Every line below that has "Tháng" in it should be copied.

(Element data from apps and pages)
━━━━━━━━━━

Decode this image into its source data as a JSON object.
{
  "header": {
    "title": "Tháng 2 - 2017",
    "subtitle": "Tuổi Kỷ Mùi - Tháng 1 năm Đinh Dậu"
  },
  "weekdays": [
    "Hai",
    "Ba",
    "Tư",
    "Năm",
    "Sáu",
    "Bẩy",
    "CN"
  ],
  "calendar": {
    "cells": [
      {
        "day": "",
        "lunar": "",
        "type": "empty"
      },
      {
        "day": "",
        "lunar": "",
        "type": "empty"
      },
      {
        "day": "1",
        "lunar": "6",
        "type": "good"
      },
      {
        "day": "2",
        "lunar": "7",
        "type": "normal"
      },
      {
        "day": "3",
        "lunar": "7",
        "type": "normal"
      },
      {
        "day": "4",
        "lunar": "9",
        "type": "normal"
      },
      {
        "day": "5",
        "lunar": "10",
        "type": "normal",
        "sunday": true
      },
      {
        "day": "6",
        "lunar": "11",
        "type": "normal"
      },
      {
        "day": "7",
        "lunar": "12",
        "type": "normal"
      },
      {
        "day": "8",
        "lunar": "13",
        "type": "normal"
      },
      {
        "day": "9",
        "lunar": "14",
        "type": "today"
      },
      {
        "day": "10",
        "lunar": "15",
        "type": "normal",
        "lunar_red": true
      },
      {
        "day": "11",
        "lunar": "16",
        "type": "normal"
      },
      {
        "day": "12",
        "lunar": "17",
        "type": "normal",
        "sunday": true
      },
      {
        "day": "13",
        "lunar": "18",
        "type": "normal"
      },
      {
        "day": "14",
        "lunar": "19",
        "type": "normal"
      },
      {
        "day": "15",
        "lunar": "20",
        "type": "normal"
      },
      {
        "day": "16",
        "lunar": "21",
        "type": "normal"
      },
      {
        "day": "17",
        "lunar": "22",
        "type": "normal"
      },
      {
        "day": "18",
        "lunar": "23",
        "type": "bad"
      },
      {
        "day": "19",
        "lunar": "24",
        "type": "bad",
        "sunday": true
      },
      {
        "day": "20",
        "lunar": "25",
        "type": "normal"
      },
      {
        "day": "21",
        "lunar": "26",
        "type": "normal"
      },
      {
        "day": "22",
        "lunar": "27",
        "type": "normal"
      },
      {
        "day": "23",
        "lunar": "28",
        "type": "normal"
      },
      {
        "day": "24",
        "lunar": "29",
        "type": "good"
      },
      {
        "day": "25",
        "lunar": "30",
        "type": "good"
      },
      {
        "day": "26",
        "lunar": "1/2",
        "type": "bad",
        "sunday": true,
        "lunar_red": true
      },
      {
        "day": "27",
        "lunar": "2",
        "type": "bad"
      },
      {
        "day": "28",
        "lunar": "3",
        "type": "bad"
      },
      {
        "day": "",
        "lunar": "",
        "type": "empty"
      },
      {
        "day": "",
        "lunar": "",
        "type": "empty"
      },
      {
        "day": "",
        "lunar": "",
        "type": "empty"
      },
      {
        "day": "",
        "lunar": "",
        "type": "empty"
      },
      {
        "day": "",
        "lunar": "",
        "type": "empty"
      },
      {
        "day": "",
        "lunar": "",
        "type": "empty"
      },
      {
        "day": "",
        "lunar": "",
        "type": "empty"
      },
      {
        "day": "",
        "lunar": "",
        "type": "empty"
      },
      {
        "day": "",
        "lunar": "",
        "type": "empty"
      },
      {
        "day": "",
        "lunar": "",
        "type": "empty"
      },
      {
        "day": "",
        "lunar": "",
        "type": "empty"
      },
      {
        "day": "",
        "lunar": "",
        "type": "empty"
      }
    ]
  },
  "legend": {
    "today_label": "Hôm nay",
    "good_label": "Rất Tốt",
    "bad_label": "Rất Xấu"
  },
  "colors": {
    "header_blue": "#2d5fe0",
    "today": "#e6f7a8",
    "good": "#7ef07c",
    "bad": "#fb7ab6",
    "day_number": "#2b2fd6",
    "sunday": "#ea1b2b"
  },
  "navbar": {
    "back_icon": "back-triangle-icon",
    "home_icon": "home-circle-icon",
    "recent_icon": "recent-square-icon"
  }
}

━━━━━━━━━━

▸ **SOLVED EXERCISE**:
    "title": "Tháng 2 - 2017",
    "subtitle": "Tuổi Kỷ Mùi - Tháng 1 năm Đinh Dậu"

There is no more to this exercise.